Additionally, it’s important to educate oneself and dispel some of the myths out there.
Myth #1: Women Only
As discussed previously, breast cancer affects both men and women. Men are encouraged to perform a breast self-exam as well as there tends to be a higher mortality rate for men diagnosed due to decreased awareness and ignoring the symptoms. In men, breast cancer is usually detected as a hard lump under the areola and nipple. Don’t let pride get in the way of asking your doctor.
Myth #2: If I find a lump, I have cancer

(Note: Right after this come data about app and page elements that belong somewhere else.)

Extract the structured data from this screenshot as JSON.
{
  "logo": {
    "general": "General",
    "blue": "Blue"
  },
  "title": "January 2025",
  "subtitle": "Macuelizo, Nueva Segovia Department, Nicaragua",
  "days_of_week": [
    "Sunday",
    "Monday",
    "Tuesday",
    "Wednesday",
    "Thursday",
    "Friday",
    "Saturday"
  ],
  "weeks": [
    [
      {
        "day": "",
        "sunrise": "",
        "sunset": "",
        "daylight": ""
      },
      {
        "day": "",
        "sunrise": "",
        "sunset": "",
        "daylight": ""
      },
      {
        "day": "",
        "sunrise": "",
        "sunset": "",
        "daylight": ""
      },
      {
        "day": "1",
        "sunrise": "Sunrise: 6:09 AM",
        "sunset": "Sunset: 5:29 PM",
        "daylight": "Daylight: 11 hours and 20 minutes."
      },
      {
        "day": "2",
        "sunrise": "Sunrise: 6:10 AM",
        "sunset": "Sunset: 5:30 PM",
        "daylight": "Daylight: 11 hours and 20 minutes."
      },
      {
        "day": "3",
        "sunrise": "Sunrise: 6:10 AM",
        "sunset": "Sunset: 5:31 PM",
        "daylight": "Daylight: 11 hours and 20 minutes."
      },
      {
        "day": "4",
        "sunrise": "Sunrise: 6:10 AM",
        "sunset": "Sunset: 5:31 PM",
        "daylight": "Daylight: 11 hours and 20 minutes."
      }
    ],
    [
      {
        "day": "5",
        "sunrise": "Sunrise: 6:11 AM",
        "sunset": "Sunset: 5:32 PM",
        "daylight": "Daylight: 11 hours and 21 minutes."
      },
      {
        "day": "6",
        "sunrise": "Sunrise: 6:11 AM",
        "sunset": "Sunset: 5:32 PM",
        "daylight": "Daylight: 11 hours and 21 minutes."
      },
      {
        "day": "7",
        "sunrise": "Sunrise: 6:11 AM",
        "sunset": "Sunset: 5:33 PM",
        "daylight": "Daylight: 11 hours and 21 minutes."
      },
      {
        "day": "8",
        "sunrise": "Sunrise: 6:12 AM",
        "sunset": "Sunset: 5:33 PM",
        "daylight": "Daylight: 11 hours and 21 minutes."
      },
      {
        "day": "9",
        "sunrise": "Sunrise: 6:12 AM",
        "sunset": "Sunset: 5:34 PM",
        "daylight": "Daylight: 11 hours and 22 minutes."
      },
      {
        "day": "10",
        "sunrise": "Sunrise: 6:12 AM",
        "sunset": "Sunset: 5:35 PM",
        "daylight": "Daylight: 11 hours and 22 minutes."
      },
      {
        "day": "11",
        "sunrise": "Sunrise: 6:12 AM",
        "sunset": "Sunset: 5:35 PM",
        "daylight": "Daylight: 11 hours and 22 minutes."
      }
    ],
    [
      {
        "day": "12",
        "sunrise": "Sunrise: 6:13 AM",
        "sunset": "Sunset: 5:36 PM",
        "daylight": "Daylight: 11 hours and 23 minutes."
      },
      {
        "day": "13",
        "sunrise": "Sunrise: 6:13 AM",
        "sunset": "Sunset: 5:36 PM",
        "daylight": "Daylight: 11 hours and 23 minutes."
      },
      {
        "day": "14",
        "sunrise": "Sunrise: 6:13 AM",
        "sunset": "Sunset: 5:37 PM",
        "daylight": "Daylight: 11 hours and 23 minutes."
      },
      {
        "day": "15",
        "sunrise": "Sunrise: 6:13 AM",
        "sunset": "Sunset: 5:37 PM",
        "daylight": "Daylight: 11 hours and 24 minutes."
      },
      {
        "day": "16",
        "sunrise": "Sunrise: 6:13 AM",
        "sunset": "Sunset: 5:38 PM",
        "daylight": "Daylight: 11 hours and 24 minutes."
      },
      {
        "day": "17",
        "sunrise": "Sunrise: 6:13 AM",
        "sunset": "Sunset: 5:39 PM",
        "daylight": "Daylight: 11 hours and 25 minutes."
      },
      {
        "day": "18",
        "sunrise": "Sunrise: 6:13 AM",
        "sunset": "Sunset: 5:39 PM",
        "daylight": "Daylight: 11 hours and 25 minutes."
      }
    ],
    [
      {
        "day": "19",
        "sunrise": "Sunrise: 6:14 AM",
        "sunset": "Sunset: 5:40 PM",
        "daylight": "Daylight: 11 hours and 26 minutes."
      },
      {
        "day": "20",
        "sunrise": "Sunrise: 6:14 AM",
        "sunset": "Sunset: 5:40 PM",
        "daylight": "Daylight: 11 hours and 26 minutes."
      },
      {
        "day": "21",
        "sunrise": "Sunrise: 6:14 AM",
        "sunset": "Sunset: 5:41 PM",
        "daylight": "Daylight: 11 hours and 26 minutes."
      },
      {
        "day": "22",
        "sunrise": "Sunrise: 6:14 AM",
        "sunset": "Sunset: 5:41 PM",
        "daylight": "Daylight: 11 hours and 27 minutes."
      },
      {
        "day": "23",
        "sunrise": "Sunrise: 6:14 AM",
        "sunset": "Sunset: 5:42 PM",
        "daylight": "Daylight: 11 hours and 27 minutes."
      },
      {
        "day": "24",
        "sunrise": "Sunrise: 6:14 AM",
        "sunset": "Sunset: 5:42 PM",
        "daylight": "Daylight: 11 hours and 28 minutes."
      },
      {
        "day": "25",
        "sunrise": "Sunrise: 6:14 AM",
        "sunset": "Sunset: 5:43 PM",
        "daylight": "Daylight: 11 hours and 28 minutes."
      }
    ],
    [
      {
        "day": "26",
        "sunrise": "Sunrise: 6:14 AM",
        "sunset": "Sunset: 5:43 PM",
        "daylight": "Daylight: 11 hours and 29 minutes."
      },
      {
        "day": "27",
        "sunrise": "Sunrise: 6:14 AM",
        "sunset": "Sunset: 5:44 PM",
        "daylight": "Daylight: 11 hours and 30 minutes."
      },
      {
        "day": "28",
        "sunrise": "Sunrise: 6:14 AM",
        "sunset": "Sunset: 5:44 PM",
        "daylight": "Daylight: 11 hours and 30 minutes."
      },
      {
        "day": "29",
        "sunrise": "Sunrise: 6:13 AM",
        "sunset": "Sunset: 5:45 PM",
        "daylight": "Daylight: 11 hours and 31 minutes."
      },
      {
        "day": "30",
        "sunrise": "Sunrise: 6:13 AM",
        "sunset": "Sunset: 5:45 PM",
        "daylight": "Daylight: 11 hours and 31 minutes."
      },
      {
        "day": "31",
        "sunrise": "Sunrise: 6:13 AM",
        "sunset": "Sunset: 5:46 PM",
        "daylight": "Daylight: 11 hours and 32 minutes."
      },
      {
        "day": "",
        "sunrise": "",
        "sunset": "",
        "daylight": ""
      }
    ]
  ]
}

Luckily, only a small percentage of lumps turn out to be cancer. This is not to say lumps should be ignored–far from that. Just don’t let your worst concerns destroy your mental health. If you notice a regular lump or change in your breast tissue or appearance, consult your doctor. He or she may order further imaging. Never hurts to look (well, it does, actually, but still not a bad thing to get checked).
Myth #3 Mammograms spread cancer
They may be incredibly uncomfortable; they may squish a part of your body that was never meant to be squished; but they are not going to give you cancer or spread existing cancer around. Mammograms use a small dose of radiation to image the tissue, but the benefits far outweigh the risks. Make sure to schedule regular imaging after turning 40.
Myth #4 I have a family history of breast cancer, so I’m definitely going to get it
Interestingly, only about 10% of individuals diagnosed with breast cancer have a family history. While your risk certainly increases, it is by no means a certainty. If you have a first-degree family member like a mother or sister who was diagnosed, then it is recommended to start imaging about ten years prior to the age they were at the time of diagnosis. If anything, not much changes, except increasing the importance of scheduling regular imaging.
Myth #5 Antiperspirants and deodorants cause breast cancer
Aluminum in antiperspirants caused a scare across users, but, to date, there have been no significant research studies that provide conclusive evidence of the link between what you use to smell good, and your risk of developing breast cancer. Opt for a natural deodorant for personal reasons, but if you need a boost of protection to avoid wet pits, don’t fear the antiperspirants.
Use October to schedule your screening and ensure you are on the road to good health. We are all in this together.